Among the entries below, find each line holding "kind" and return it.
↓
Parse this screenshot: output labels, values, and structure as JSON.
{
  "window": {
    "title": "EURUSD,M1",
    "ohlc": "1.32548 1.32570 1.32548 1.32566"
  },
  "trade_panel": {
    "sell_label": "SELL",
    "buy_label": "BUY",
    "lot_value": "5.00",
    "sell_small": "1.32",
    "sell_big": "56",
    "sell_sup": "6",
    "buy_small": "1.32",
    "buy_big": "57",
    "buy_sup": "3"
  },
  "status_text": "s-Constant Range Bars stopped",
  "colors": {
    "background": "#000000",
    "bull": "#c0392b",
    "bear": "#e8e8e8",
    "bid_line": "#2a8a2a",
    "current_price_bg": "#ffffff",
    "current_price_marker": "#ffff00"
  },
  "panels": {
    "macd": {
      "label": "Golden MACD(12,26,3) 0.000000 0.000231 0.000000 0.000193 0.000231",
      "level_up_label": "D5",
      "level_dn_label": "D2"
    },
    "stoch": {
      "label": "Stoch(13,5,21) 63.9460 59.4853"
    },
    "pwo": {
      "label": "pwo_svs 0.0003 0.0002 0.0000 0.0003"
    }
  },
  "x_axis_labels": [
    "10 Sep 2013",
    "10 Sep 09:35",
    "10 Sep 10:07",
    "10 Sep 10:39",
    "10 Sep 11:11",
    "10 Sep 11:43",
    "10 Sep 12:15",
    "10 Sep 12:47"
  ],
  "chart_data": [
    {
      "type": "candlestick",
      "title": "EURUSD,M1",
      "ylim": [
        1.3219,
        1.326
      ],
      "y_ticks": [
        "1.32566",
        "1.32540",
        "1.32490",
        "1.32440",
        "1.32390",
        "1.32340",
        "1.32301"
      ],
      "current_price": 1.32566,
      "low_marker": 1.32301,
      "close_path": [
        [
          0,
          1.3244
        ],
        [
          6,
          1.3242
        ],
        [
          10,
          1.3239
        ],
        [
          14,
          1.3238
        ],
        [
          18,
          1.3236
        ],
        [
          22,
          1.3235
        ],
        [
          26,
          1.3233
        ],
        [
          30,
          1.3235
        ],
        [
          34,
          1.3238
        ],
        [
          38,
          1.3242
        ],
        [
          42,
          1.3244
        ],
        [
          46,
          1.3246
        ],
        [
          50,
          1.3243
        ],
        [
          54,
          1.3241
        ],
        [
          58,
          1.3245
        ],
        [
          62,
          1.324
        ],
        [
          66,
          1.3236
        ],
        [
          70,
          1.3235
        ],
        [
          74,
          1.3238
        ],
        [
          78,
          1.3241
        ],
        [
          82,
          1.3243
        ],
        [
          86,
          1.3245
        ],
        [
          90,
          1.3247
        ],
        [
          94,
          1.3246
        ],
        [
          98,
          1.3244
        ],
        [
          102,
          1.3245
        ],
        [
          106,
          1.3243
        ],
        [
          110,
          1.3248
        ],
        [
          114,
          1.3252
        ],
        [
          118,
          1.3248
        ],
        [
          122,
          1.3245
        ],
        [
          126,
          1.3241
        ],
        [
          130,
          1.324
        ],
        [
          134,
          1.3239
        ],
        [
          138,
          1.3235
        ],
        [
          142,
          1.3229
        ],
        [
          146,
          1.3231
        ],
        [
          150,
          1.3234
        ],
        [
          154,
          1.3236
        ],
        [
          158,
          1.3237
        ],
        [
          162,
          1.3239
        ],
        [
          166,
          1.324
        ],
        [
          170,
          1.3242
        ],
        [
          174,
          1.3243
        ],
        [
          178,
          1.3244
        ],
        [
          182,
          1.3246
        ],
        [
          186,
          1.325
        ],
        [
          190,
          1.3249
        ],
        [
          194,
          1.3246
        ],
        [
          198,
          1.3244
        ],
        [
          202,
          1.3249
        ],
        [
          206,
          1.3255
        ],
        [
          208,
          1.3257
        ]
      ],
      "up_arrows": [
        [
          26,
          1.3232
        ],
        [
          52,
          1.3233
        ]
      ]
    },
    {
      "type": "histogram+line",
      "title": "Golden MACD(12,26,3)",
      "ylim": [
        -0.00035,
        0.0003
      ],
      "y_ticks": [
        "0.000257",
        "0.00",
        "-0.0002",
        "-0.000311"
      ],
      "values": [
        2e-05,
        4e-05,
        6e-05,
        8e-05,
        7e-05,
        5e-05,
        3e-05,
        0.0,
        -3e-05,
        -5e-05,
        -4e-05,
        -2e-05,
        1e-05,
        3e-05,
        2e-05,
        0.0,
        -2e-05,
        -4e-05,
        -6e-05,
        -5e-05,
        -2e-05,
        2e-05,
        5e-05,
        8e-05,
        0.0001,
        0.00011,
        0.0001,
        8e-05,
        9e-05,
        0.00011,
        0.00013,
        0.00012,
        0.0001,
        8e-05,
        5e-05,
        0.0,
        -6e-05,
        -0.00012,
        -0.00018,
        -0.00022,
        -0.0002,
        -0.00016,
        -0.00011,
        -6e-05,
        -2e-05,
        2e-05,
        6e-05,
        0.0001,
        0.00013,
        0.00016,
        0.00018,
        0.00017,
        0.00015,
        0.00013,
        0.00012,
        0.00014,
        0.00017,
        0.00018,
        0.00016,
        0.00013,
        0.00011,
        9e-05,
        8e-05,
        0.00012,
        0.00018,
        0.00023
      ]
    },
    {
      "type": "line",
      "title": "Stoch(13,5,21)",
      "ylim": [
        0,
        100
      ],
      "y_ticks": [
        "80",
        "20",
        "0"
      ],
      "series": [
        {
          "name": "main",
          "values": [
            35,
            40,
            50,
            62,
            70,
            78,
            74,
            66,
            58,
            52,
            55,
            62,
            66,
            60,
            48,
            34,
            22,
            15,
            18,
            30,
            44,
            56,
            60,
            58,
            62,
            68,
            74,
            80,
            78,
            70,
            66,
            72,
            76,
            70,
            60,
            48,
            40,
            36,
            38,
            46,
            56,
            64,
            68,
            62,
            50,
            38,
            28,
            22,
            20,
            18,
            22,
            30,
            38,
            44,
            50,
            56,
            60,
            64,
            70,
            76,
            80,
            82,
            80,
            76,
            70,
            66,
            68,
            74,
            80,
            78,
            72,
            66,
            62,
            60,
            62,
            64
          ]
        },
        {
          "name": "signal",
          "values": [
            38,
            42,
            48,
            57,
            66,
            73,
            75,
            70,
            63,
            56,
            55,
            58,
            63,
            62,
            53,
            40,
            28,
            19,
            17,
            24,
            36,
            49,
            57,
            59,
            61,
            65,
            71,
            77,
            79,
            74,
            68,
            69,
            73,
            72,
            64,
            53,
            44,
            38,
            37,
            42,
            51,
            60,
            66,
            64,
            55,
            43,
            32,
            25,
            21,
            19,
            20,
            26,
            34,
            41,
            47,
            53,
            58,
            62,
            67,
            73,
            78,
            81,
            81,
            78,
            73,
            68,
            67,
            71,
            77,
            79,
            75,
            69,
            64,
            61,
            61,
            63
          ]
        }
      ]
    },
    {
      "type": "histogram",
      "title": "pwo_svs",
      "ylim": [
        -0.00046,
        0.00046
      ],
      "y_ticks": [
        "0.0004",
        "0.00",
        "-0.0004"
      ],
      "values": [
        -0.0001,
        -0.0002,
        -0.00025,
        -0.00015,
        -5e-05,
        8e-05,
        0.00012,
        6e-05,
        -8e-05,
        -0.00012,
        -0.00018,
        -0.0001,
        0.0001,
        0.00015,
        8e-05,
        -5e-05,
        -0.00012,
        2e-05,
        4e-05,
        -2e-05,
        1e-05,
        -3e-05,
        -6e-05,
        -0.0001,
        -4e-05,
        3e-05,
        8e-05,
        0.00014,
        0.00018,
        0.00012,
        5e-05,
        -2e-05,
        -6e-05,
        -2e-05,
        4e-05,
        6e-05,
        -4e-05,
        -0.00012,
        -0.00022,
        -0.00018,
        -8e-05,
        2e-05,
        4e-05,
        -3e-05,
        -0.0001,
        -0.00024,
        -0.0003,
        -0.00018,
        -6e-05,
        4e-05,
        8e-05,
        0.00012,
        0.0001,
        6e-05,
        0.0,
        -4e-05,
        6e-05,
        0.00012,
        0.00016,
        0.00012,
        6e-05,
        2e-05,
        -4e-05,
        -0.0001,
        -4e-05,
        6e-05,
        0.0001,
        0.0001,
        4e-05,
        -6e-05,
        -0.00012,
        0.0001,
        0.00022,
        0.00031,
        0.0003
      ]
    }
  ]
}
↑
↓
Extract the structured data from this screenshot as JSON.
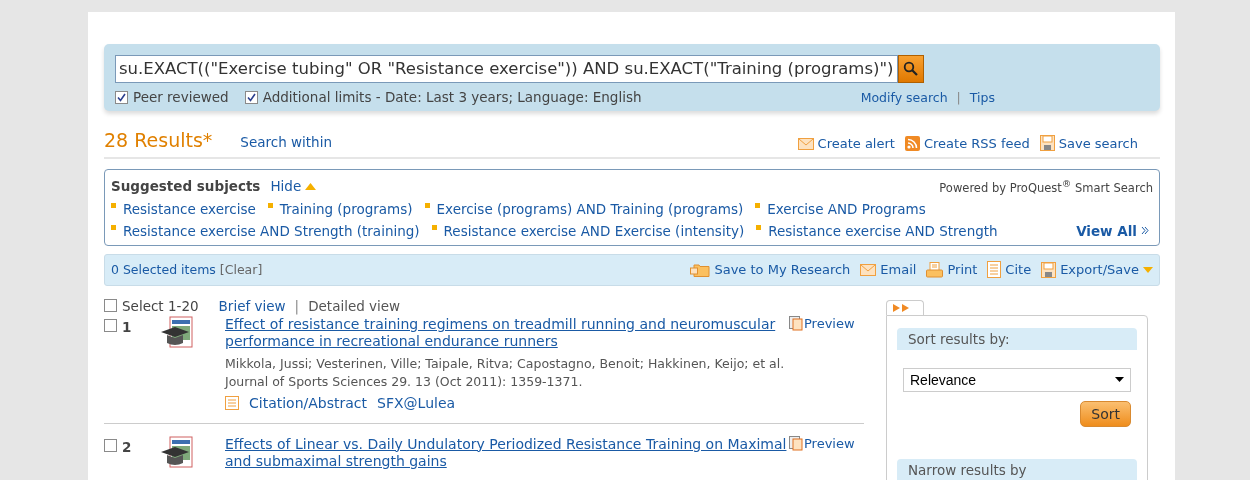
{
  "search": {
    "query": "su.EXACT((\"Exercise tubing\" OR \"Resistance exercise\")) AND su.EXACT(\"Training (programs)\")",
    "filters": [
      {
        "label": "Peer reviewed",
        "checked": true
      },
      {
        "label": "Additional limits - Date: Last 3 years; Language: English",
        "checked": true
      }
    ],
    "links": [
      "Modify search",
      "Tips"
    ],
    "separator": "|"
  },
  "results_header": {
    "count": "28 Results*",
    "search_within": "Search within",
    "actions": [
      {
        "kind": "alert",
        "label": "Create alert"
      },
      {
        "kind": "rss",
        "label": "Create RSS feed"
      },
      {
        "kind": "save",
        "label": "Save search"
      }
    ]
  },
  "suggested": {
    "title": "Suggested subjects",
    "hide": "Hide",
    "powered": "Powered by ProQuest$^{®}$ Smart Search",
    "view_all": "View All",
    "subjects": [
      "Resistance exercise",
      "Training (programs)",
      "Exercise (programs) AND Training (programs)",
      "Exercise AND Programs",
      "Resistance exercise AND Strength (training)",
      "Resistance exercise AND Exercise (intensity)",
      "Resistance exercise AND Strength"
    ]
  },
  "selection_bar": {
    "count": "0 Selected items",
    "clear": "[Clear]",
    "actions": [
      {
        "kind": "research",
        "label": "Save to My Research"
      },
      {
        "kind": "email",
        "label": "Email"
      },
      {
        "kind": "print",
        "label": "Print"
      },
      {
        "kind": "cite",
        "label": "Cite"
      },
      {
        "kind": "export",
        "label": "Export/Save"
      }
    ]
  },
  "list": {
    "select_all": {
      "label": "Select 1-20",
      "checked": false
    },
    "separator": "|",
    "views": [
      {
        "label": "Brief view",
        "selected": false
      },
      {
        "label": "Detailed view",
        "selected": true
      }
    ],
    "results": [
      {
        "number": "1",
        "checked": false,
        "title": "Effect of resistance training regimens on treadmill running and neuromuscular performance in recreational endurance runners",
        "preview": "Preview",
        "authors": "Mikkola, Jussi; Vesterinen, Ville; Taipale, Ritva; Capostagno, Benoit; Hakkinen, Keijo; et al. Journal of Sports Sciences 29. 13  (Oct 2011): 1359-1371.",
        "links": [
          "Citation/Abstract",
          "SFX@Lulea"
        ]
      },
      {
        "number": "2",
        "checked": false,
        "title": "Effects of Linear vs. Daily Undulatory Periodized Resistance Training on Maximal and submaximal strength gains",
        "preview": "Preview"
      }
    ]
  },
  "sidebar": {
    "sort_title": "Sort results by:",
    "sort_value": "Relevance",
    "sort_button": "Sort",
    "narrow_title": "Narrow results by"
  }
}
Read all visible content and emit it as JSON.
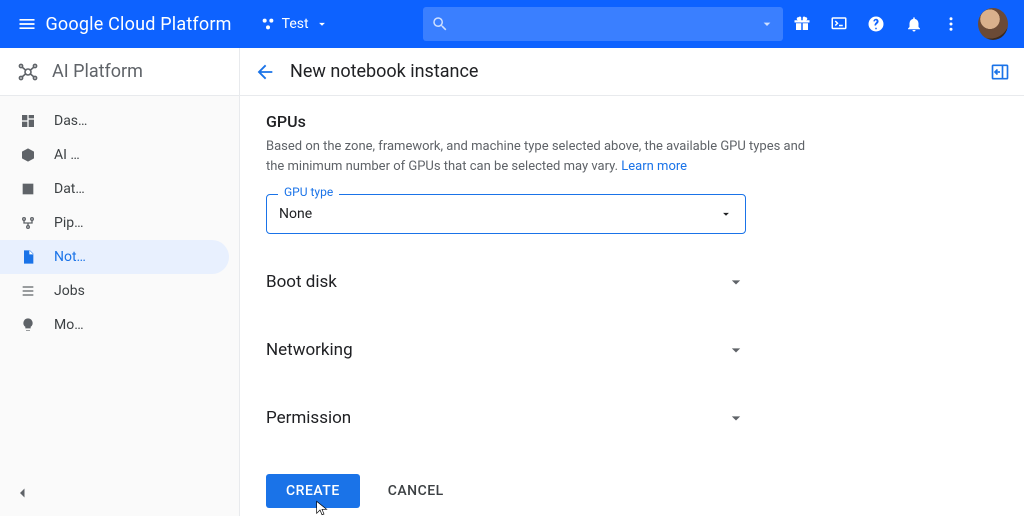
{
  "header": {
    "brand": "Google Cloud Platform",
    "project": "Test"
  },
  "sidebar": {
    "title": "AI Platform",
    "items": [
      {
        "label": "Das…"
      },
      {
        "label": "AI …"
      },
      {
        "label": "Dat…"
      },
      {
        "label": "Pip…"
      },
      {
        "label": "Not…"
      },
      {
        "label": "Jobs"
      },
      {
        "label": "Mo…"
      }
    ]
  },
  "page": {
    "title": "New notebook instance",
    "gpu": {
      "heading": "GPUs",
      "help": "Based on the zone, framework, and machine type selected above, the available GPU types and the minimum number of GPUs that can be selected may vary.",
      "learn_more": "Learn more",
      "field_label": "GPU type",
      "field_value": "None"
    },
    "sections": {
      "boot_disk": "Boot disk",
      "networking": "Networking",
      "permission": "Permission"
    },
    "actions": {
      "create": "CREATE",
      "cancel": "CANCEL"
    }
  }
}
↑
■ Response below ■
        "kind": "alert",
        "kind": "rss",
        "kind": "save",
        "kind": "research",
        "kind": "email",
        "kind": "print",
        "kind": "cite",
        "kind": "export",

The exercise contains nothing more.